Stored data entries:
#####
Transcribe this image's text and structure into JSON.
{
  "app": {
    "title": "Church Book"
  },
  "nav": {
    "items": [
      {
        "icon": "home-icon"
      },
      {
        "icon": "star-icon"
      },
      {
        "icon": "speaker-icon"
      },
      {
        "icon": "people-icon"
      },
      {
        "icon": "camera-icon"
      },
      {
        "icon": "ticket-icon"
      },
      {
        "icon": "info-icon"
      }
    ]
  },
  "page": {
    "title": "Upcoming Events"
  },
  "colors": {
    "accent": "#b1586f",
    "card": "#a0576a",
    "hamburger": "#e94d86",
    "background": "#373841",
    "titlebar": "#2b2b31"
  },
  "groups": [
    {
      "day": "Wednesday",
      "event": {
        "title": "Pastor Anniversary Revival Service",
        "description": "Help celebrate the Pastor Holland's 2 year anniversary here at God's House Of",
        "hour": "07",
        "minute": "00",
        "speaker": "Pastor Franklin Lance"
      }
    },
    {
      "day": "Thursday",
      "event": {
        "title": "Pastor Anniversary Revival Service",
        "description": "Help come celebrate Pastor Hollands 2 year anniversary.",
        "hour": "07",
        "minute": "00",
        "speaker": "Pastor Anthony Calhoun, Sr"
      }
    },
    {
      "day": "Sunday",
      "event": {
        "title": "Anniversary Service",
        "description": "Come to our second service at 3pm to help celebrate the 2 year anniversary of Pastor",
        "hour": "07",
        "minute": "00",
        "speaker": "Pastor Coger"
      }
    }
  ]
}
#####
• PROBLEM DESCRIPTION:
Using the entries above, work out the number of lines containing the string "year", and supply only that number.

• RESPONSE FOR THIS EXERCISE:
3